"He’ll cut it off. Cut us off."
Mitt Romney: “Planned Parenthood. We’re going to get rid of that.”
"Women need to know … the real Mitt Romney."
Decision - Obama for America TV Ad (by BarackObamadotcom)
Well, this is awkward…
Bill O’Reilly said: Planned Parenthood should “be funded like Catholic charities, by individuals who believe in Planned Parenthood’s mission.”
Take a look at the organization Catholic Charities’ financial documents, and you’ll find that in 2010 62% of their total income was government revenue — $2.9 billion that year.
Newark Mayor Cory Booker didn’t mention Gov. Chris Christie by name, but the Democratic leader took a shot at his Republican governor Tuesday for cutting funding for women’s health services.
Before the mayor made a speech at the Democratic National Convention in Charlotte, N.C., Booker appeared at a Planned Parenthood rally and blasted the GOP for denying women access to health care.
“Now I want to be very clear. I come from a state where we’ve seen what Republican leadership will do to things like Planned Parenthood,” Booker told the crowd, according to a video posted on YouTube. “We’ve seen it. The first budget that came out of our Republican leadership slashed funding to Planned Parenthood.
“It resulted in, it resulted in the reduction of hours, the elimination of days, elimination of access to women in my city and all over my state.”
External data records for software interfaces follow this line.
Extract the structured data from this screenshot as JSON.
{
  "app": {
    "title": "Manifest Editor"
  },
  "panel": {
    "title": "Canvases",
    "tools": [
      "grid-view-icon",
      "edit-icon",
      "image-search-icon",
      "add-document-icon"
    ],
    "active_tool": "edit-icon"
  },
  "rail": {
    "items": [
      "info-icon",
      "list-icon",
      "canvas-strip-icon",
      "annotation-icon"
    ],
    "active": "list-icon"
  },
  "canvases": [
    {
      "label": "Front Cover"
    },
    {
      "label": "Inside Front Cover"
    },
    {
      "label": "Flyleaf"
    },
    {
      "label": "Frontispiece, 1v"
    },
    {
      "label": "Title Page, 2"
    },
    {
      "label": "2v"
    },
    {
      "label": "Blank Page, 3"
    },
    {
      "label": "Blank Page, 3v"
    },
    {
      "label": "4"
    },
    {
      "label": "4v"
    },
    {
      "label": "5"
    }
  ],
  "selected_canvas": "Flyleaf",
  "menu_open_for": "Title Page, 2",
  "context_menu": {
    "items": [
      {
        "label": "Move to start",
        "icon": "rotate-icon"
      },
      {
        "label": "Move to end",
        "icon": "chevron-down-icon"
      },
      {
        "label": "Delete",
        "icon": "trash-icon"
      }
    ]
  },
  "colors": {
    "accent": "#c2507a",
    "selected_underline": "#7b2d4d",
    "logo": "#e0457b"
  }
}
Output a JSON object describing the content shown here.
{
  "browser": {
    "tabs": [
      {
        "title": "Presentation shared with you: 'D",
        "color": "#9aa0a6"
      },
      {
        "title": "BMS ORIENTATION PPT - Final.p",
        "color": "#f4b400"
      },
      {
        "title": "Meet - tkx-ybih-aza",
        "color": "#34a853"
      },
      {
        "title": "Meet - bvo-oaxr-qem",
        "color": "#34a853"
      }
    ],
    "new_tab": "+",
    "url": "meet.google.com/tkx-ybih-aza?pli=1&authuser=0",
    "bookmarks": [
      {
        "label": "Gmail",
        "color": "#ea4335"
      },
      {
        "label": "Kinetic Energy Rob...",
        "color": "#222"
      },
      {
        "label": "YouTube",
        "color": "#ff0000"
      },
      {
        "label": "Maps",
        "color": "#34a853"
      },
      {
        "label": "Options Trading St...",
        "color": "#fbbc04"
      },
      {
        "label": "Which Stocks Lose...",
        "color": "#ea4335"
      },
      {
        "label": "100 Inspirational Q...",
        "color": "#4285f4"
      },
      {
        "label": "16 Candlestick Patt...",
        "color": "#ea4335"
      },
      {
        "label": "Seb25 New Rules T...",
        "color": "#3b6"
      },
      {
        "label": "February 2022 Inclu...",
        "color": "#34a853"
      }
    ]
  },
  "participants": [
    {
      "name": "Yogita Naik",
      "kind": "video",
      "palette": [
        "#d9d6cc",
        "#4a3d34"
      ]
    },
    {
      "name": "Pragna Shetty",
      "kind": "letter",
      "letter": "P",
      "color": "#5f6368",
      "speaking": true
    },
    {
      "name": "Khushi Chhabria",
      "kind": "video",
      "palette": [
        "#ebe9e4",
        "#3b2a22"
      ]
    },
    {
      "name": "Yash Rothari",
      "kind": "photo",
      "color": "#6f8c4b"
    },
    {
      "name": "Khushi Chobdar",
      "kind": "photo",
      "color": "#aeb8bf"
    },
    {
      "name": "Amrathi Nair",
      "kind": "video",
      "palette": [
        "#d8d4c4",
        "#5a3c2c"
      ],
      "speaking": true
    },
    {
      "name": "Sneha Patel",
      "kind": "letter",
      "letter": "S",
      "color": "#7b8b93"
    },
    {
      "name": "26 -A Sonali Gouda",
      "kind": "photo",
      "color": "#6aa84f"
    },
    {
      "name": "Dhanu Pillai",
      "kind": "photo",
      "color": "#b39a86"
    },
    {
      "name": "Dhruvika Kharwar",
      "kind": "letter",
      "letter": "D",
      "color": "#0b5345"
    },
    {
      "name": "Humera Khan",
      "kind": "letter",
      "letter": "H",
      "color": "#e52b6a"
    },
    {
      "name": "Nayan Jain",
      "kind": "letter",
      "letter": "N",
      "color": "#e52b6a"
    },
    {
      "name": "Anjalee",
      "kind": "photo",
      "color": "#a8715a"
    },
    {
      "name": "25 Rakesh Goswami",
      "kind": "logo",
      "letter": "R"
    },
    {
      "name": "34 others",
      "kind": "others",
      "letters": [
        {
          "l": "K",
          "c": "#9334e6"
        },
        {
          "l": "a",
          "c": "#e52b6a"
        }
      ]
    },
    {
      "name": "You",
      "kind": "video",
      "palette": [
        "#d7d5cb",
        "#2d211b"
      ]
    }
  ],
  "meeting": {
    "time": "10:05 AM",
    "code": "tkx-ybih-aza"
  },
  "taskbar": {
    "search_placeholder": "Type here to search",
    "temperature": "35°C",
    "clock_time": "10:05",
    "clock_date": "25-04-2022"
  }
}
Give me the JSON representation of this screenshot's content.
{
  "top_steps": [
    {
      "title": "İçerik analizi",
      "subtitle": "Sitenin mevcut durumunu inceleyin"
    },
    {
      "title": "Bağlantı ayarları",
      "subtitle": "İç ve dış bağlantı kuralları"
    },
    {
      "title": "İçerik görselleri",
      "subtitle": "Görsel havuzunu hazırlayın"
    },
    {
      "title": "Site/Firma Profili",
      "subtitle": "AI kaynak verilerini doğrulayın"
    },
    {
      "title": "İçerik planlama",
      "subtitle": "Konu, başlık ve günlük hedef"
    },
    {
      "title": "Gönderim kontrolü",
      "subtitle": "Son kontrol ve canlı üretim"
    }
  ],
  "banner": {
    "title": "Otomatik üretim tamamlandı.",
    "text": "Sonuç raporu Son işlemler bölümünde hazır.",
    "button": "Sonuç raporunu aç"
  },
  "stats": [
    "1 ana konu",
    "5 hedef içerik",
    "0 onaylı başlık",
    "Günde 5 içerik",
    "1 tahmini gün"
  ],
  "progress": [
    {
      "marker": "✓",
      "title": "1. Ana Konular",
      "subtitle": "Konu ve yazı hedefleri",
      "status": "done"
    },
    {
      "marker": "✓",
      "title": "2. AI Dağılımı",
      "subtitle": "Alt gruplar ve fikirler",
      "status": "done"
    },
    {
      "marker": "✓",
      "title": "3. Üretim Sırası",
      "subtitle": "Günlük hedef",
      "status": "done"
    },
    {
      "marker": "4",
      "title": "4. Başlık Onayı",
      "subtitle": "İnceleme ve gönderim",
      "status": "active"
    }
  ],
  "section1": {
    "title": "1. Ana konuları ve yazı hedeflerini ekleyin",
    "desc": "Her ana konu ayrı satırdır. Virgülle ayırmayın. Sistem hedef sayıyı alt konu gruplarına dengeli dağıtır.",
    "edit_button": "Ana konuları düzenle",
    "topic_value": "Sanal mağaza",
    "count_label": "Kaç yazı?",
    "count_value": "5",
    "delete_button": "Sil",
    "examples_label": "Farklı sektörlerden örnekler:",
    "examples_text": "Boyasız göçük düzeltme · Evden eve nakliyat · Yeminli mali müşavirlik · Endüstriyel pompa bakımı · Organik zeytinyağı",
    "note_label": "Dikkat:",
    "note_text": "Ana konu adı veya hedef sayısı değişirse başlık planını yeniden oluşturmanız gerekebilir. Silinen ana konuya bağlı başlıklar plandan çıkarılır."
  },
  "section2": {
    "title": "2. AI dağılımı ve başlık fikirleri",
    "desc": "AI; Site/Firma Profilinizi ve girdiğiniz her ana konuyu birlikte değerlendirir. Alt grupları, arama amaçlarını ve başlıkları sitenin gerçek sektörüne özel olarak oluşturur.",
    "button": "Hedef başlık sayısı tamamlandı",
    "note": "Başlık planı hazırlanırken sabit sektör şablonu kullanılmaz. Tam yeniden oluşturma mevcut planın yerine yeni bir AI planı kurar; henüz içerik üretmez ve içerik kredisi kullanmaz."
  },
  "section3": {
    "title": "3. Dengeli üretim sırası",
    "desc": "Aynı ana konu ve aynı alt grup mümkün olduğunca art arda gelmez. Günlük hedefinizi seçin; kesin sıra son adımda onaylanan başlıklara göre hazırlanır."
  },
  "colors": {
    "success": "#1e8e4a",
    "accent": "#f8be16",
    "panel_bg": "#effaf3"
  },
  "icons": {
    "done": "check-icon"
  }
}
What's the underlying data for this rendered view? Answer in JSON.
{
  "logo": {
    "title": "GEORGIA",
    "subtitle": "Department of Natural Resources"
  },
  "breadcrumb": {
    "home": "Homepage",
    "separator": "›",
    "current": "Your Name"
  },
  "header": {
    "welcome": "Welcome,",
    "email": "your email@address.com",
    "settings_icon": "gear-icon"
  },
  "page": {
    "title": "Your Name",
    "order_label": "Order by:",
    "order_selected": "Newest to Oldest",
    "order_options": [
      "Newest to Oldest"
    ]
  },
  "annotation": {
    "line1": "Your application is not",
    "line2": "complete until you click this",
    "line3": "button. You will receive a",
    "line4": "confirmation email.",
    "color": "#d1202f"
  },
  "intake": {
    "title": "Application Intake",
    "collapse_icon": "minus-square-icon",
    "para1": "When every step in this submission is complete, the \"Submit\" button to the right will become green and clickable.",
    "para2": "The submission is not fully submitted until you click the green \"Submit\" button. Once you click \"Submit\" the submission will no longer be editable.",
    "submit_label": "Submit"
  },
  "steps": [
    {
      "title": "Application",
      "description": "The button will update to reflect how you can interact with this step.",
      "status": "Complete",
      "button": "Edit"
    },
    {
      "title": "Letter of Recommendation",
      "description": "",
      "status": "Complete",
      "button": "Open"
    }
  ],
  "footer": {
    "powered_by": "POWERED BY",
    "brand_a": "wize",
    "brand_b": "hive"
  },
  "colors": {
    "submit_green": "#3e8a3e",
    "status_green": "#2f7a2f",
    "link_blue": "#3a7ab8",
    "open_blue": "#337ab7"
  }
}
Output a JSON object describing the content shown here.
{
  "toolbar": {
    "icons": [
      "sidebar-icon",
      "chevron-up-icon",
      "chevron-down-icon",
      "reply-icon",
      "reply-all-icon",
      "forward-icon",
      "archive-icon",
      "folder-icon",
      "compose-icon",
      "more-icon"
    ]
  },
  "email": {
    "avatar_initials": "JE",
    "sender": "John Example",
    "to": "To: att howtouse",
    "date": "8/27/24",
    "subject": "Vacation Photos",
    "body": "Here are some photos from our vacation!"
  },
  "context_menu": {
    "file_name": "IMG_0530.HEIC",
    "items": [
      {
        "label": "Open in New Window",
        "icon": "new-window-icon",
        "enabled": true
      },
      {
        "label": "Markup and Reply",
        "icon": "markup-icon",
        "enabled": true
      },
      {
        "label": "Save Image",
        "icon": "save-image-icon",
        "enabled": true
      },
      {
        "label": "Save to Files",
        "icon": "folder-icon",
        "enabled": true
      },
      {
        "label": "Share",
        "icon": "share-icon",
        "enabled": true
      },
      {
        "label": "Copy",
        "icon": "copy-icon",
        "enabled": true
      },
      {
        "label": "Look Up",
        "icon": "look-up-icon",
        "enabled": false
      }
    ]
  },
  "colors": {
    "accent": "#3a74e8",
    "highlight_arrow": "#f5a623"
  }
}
PolitiFact New Jersey found that Booker’s claim is on target. Christie eliminated nearly $7.5 million for family planning services in his first budget for fiscal year 2011, and has rejected efforts by the Democrat-led legislature to restore that funding.
As we discovered in a previous fact-check, that reduction in funding led to the closure of six family planning clinics, including two facilities run by affiliates of Planned Parenthood.